People have been warned they don’t qualify for sick pay if they have to quarantine when returning from Spain after the Government suddenly reimposed 14 days self-isolation this weekend.
But the Government says there is recourse if you get fired for telling your boss you have to stay home for 14 days.
Employers may tell you to work from home, to take paid leave or to take unpaid leave – and some may make people redundant.
Downing Street said workers who lose their jobs because they are quarantining after returning from Spain could appeal to the Advisory, Conciliation and Arbitration Service (Acas).
The Prime Minister’s official spokesman said: “There are existing systems in place should a dispute occur between an employer and employee and that is the employee can take that dispute to Acas for settlement.”
Downing Street said holidaymakers who miss out on work because of the quarantine period may be eligible for Universal Credit or employment support allowance but not statutory sick pay.
The Prime Minister’s official spokesman reiterated that the Government expects employers to be “flexible” in allowing staff to work from home while self-isolating.
“Where this isn’t possible we would expect that many employers would have their own policies in place for quarantine and we know that some continue to offer full pay for all or some of the isolation period,” he added.
“But if there are people who need urgent support then they may be entitled to the new-style employment support allowance or Universal Credit.”
Pressed on whether ministers would review statutory sick pay eligibility, he said: “We always keep our response to the pandemic under review and we regularly assess the support available but there is support available for those in need.”
Downing Street said its move to enforce a 14-day quarantine on holidaymakers returning from Spain was “announced straight away” after a decision was taken based on new data on case numbers.
The Prime Minister’s official spokesman said: “We got new data from the Spanish health ministry on Friday and that showed that new cases reported across the Thursday and Friday were 75% higher than those reported on the previous two days.
“This pace of increase, together with the high seven-day case rate for Spain and the picture of increasing cases across most regions, represented a significant change.
“In response, Public Health England and the Joint Biosecurity Centre decided to undertake an urgent review and they updated ministers at a meeting on Saturday, and in light of that significant change ministers agreed urgent action was needed to protect the health of the UK public.
Downing Street said that “no travel is risk-free” during the pandemic and warned holidaymakers that “disruption is possible” when heading abroad.
The Prime Minister’s official spokesman said: “Decisions on border measures and travel advice can be changed rapidly if necessary to help stop the spread of the disease.
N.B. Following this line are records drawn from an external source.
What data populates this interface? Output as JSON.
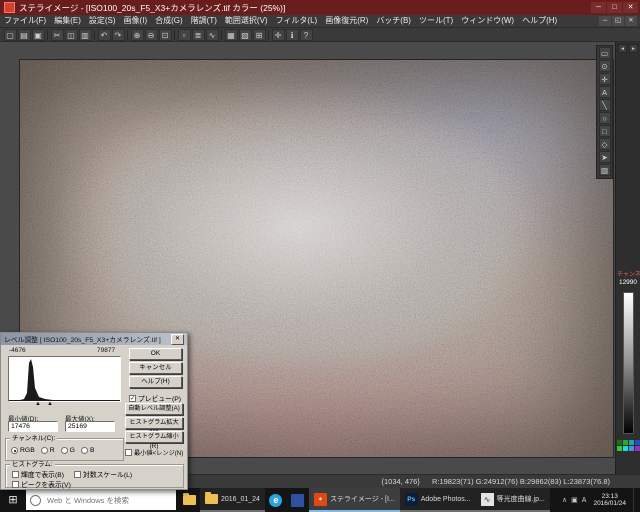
{
  "colors": {
    "titlebar": "#6a1d1d",
    "taskbar_accent": "#85b9e8"
  },
  "titlebar": {
    "title": "ステライメージ - [ISO100_20s_F5_X3+カメラレンズ.tif カラー (25%)]",
    "minimize": "─",
    "maximize": "□",
    "close": "✕"
  },
  "menubar": {
    "items": [
      "ファイル(F)",
      "編集(E)",
      "設定(S)",
      "画像(I)",
      "合成(G)",
      "階調(T)",
      "範囲選択(V)",
      "フィルタ(L)",
      "画像復元(R)",
      "バッチ(B)",
      "ツール(T)",
      "ウィンドウ(W)",
      "ヘルプ(H)"
    ],
    "child_controls": [
      "─",
      "◱",
      "✕"
    ]
  },
  "toolbar": {
    "icons": [
      {
        "name": "file-new",
        "glyph": "▢"
      },
      {
        "name": "file-open",
        "glyph": "▤"
      },
      {
        "name": "file-save",
        "glyph": "▣"
      },
      {
        "name": "cut",
        "glyph": "✂"
      },
      {
        "name": "copy",
        "glyph": "◫"
      },
      {
        "name": "paste",
        "glyph": "▥"
      },
      {
        "name": "undo",
        "glyph": "↶"
      },
      {
        "name": "redo",
        "glyph": "↷"
      },
      {
        "name": "zoom-in",
        "glyph": "⊕"
      },
      {
        "name": "zoom-out",
        "glyph": "⊖"
      },
      {
        "name": "zoom-fit",
        "glyph": "⊡"
      },
      {
        "name": "select-area",
        "glyph": "▫"
      },
      {
        "name": "levels",
        "glyph": "≣"
      },
      {
        "name": "curves",
        "glyph": "∿"
      },
      {
        "name": "histogram",
        "glyph": "▦"
      },
      {
        "name": "channels",
        "glyph": "▧"
      },
      {
        "name": "grid",
        "glyph": "⊞"
      },
      {
        "name": "measure",
        "glyph": "✛"
      },
      {
        "name": "info",
        "glyph": "ℹ"
      },
      {
        "name": "help",
        "glyph": "?"
      }
    ]
  },
  "palette": {
    "icons": [
      {
        "name": "select",
        "glyph": "▭"
      },
      {
        "name": "zoom",
        "glyph": "⊙"
      },
      {
        "name": "pan",
        "glyph": "✛"
      },
      {
        "name": "text",
        "glyph": "A"
      },
      {
        "name": "line",
        "glyph": "╲"
      },
      {
        "name": "circle",
        "glyph": "○"
      },
      {
        "name": "rectangle",
        "glyph": "□"
      },
      {
        "name": "polygon",
        "glyph": "◇"
      },
      {
        "name": "arrow",
        "glyph": "➤"
      },
      {
        "name": "picker",
        "glyph": "▧"
      }
    ]
  },
  "right_panel": {
    "collapse_left": "◂",
    "collapse_right": "▸",
    "label": "チャンネル",
    "value": "12990",
    "swatches": [
      "#1c6e1c",
      "#25b025",
      "#18a8a8",
      "#2050b8",
      "#30c830",
      "#20dcdc",
      "#4890e8",
      "#8838c0"
    ]
  },
  "dialog": {
    "title": "レベル調整 [ ISO100_20s_F5_X3+カメラレンズ.tif ]",
    "close_glyph": "✕",
    "hist_range_min": "-4676",
    "hist_range_max": "79877",
    "ok": "OK",
    "cancel": "キャンセル",
    "help": "ヘルプ(H)",
    "preview": {
      "label": "プレビュー(P)",
      "mark": "✓"
    },
    "auto": "自動レベル調整(A)",
    "hist_zoom_in": "ヒストグラム拡大(W)",
    "hist_zoom_out": "ヒストグラム縮小(R)",
    "range_check": {
      "label": "最小値<レンジ(N)",
      "mark": ""
    },
    "min_label": "最小値(D):",
    "min_value": "17476",
    "max_label": "最大値(X):",
    "max_value": "25169",
    "channel_legend": "チャンネル(C):",
    "channels": [
      {
        "label": "RGB"
      },
      {
        "label": "R"
      },
      {
        "label": "G"
      },
      {
        "label": "B"
      }
    ],
    "hist_legend": "ヒストグラム:",
    "hist_checks": [
      {
        "label": "輝度で表示(B)",
        "mark": ""
      },
      {
        "label": "対数スケール(L)",
        "mark": ""
      },
      {
        "label": "ピークを表示(V)",
        "mark": ""
      }
    ]
  },
  "statusbar": {
    "coords": "{1034, 476}",
    "rgb": "R:19823(71)  G:24912(76)  B:29862(83)  L:23873(76.8)"
  },
  "taskbar": {
    "start_glyph": "⊞",
    "search_placeholder": "Web と Windows を検索",
    "windows": [
      {
        "label": "2016_01_24"
      },
      {
        "label": "ステライメージ - [I..."
      },
      {
        "label": "Adobe Photos..."
      },
      {
        "label": "等光度曲線.jp..."
      }
    ],
    "ps_glyph": "Ps",
    "edge_glyph": "e",
    "graph_glyph": "∿",
    "stella_glyph": "✶",
    "tray_icons": [
      "∧",
      "▣",
      "A"
    ],
    "clock_time": "23:13",
    "clock_date": "2016/01/24"
  }
}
“Unfortunately no travel is risk-free during this pandemic and disruption is possible and so anyone travelling abroad should be aware that our travel advice